A girl of nine died on a school sailing trip because of "awful" weather, inadequate super- vision and a leaking boat, an inquest was told yesterday.
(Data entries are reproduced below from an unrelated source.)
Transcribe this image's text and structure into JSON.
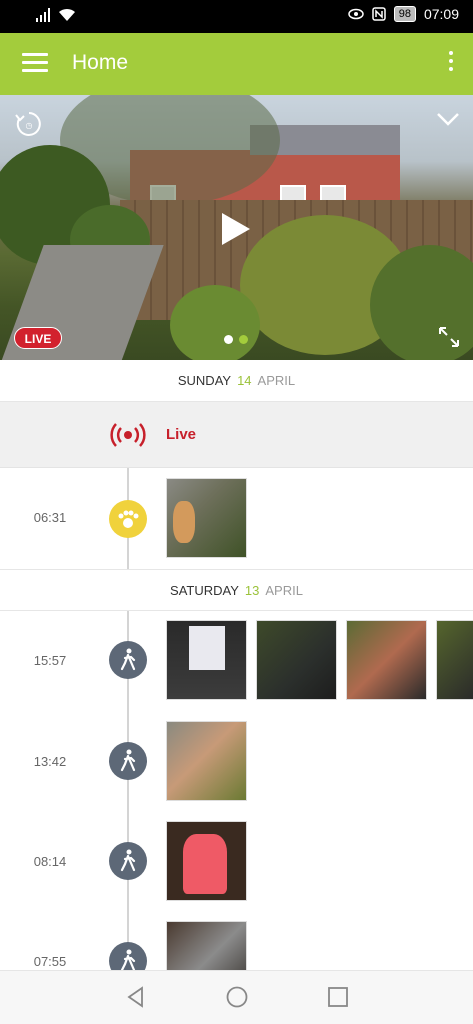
{
  "status_bar": {
    "time": "07:09",
    "battery": "98"
  },
  "app_bar": {
    "title": "Home"
  },
  "video": {
    "live_badge": "LIVE"
  },
  "days": [
    {
      "day": "SUNDAY",
      "date": "14",
      "month": "APRIL"
    },
    {
      "day": "SATURDAY",
      "date": "13",
      "month": "APRIL"
    }
  ],
  "live_row": {
    "label": "Live"
  },
  "events": [
    {
      "time": "06:31",
      "type": "pet",
      "thumb_count": 1
    },
    {
      "time": "15:57",
      "type": "person",
      "thumb_count": 4
    },
    {
      "time": "13:42",
      "type": "person",
      "thumb_count": 1
    },
    {
      "time": "08:14",
      "type": "person",
      "thumb_count": 1
    },
    {
      "time": "07:55",
      "type": "person",
      "thumb_count": 1
    }
  ],
  "colors": {
    "accent": "#a3cc3c",
    "live_red": "#d2212d",
    "pet_yellow": "#f0d23c",
    "person_gray": "#5d6877"
  }
}
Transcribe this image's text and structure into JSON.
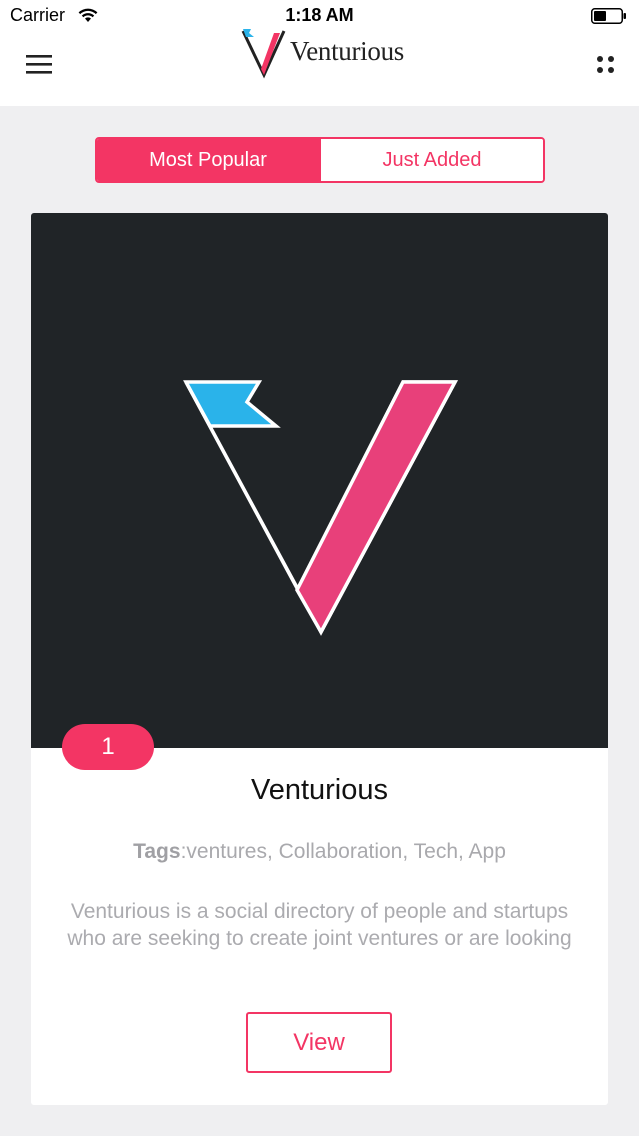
{
  "status_bar": {
    "carrier": "Carrier",
    "time": "1:18 AM"
  },
  "nav": {
    "menu_icon": "hamburger-menu-icon",
    "app_name": "Venturious",
    "more_icon": "four-dots-icon"
  },
  "tabs": [
    {
      "label": "Most Popular",
      "active": true
    },
    {
      "label": "Just Added",
      "active": false
    }
  ],
  "card": {
    "rank": "1",
    "title": "Venturious",
    "tags_label": "Tags",
    "tags_value": ":ventures, Collaboration, Tech, App",
    "description": "Venturious is a social directory of people and startups who are seeking to create joint ventures or are looking",
    "view_label": "View"
  },
  "colors": {
    "accent": "#f33564",
    "flag_blue": "#2ab3ea",
    "image_bg": "#202427",
    "page_bg": "#efeff1"
  }
}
Elizabeth Bee drowned 18 months ago after a boat she was in with her twin sister, seven other children and a teacher capsized and threw them into Portsmouth Harbour.

Yesterday Portsmouth coroner's court was told that the group's leader, a 64-year-old science teacher, overruled concerns about sailing conditions that day.
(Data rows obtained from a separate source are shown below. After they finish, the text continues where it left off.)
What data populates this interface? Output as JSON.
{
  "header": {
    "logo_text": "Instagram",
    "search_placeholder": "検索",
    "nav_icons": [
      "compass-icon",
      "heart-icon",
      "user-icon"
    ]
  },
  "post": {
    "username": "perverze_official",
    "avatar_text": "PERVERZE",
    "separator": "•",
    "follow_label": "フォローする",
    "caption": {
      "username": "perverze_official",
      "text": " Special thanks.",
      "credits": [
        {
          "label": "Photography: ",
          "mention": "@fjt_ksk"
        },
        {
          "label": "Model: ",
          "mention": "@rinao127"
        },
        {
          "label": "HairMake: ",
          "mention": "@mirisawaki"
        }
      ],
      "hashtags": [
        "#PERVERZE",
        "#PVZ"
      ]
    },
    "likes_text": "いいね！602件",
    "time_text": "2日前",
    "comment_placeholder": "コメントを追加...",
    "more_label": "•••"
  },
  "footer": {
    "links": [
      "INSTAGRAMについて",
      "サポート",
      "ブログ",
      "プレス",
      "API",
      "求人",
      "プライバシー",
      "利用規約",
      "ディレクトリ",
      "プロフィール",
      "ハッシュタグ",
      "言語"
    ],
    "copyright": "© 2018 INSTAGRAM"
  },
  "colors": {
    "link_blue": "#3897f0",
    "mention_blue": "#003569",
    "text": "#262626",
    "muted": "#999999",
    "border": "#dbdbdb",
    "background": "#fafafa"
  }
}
Paul Dove insisted on taking out the group, from The Boundary Oak School in Fareham, Hampshire, on their first sailing trip in September 1999 on a smaller vessel because a rigid inflatable boat at the Royal Navy's Sailing Centre on Whale Island failed to start.
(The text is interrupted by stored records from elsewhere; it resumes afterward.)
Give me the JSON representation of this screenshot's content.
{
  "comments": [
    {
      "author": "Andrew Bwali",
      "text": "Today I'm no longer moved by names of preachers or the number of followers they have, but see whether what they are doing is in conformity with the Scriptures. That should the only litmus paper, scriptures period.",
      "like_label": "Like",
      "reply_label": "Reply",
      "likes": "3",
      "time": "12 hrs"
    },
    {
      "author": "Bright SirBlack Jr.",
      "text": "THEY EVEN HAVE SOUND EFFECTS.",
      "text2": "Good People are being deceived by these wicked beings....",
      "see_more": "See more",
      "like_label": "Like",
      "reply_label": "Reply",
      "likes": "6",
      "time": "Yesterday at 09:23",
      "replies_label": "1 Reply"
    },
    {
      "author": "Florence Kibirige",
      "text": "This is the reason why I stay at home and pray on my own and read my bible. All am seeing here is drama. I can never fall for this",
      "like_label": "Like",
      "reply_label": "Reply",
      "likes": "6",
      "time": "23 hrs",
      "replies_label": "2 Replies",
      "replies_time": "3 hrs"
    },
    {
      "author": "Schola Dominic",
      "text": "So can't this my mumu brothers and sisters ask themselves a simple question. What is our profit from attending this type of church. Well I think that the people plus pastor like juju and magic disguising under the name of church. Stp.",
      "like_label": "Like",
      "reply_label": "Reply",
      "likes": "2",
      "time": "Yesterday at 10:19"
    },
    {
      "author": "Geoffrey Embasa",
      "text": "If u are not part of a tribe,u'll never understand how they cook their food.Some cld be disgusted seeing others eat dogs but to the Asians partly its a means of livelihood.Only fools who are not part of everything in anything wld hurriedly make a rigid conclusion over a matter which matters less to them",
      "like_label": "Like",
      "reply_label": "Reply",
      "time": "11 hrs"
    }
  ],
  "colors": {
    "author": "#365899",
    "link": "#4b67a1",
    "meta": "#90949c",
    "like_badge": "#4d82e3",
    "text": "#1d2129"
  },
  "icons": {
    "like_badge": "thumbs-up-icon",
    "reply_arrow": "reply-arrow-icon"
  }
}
Mr Dove did not want the group to be restricted to rigging exercises on land so insisted they used a 14ft dory, a flat-bottomed motor-boat, in high winds, despite warnings from a colleague, Hanna Burman.

Detective Inspector Derek Stone of Hampshire police said Miss Burman "did not want the children to go sailing that afternoon" and she was "personally unhappy" with the adult supervision after two parent helpers failed to turn up.

All the pupils had lifejackets and had been given a safety briefing, but four boys leant over the bow of the 14-year-old boat, allowing water in over the sides, one boy fell overboard and another was stung by a jellyfish caught by Mr Dove.

The boat, which was not fitted with an emergency radio, stalled twice and in the second attempt to restart the motor it capsized, throwing the passengers into sheltered waters next to HMS Bristol.

Then, Mr Dove, who "was not a strong swimmer and could just hold his own treading water", failed to take a head count. He learnt of Elizabeth's disappearance only when her sister, Victoria, shouted her name and heard no reply. The missing girl was found under the capsized hull and given first aid but died in hospital.

Investigators from the Marine Accident Investigation Branch said the hull was not watertight and water had seeped in, weighing it down and making it unstable.

The inquest was also told Mr Dove was an experienced sailor with a yacht master's ocean certificate. But he was not trained to the standard expected by the Adventure Activities Licensing Authority and the school was not bound by Hampshire County Council's guidance on hazardous pursuits.

As an independent school, Boundary Oak is regulated only by a common-law duty of care and health and safety requirements.

The inquest is expected to last four days.